» **Aim of the task**: Return only how many lines in the data include the string "label".

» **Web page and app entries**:
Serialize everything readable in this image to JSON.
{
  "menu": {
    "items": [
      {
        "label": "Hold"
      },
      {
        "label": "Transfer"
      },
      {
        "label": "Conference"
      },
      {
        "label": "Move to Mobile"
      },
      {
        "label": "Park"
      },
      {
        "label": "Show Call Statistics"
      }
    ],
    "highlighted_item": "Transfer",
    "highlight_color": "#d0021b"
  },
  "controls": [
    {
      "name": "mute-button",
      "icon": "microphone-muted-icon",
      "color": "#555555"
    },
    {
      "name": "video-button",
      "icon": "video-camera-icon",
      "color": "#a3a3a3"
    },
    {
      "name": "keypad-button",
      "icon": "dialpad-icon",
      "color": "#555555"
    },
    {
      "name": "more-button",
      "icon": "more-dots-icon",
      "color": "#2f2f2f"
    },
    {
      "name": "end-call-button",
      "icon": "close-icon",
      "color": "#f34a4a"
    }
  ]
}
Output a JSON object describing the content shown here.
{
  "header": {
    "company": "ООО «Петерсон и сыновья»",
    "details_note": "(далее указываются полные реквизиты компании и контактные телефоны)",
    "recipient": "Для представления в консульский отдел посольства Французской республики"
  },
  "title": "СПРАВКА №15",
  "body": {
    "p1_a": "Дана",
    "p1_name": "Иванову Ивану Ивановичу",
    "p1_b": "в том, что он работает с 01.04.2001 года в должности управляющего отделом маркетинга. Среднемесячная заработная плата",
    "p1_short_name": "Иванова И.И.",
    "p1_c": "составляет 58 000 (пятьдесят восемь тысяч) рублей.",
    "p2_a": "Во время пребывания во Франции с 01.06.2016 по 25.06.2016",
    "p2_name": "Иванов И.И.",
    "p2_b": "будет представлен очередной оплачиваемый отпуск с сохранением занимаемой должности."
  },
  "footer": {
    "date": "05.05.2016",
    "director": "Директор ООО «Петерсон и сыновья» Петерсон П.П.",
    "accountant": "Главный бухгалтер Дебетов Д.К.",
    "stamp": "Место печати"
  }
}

» **Answer space**: 6